[Task to complete]:
Search the records for the string "Disinfection" and return each line that has it.

(Interface dataset entries)
========================

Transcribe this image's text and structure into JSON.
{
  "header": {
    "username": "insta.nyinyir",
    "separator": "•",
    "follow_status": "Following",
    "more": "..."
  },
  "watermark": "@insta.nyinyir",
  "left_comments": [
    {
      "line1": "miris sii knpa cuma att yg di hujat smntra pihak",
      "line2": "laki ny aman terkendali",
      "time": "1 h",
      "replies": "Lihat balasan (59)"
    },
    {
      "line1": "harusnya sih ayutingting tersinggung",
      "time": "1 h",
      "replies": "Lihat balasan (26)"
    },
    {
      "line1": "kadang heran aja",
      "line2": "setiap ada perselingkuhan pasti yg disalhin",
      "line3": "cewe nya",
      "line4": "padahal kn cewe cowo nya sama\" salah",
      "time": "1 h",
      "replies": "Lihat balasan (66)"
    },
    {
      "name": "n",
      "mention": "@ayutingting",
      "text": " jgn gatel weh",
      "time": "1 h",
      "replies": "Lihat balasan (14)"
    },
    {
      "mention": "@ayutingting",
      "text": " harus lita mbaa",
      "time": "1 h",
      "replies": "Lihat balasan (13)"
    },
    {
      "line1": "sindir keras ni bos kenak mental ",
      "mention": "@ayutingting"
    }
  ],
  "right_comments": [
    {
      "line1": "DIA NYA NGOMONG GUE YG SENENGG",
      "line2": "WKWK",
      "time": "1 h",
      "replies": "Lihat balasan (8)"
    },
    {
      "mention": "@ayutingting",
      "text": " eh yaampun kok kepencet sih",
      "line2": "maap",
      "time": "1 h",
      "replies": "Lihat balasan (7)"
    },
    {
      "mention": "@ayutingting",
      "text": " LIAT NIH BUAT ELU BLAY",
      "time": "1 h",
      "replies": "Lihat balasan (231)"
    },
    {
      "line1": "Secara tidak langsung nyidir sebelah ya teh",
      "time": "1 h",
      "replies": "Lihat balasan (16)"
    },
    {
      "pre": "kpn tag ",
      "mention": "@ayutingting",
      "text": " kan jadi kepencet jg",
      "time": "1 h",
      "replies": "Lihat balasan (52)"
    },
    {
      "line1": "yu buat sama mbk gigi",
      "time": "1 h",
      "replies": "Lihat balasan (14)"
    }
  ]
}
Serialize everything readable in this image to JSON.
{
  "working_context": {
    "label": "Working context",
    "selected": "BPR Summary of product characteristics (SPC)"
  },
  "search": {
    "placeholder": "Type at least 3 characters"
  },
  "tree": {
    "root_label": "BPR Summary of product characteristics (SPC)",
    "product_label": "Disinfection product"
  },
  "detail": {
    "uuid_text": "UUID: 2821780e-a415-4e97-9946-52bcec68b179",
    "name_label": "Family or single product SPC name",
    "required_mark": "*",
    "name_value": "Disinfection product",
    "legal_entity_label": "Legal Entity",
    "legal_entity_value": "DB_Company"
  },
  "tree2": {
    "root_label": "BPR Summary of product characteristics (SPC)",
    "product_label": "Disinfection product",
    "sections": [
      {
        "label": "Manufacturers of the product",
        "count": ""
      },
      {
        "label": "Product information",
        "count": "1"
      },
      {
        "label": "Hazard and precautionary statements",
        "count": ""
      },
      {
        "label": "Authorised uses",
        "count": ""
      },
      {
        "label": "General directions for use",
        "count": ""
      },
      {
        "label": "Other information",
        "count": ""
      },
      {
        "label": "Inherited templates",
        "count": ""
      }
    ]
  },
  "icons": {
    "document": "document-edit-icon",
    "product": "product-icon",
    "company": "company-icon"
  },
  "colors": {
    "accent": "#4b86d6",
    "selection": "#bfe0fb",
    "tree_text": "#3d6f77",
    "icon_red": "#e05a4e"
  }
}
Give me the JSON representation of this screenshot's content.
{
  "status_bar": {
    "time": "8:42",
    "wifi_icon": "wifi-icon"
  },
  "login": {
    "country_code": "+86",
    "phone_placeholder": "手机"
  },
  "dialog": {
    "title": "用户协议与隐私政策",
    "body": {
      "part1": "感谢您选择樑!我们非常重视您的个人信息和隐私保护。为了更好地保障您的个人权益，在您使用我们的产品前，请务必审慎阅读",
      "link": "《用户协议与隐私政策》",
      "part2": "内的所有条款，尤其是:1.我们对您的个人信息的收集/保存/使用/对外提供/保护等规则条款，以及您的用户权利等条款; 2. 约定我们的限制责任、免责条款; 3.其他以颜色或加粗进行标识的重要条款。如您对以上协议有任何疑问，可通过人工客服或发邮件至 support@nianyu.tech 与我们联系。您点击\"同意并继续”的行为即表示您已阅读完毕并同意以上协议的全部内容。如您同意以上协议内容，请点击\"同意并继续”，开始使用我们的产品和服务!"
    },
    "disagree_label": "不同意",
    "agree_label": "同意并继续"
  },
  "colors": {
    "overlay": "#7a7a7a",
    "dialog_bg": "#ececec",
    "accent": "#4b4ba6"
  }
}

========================

[Response below]:
    "product_label": "Disinfection product"
    "name_value": "Disinfection product",
    "product_label": "Disinfection product",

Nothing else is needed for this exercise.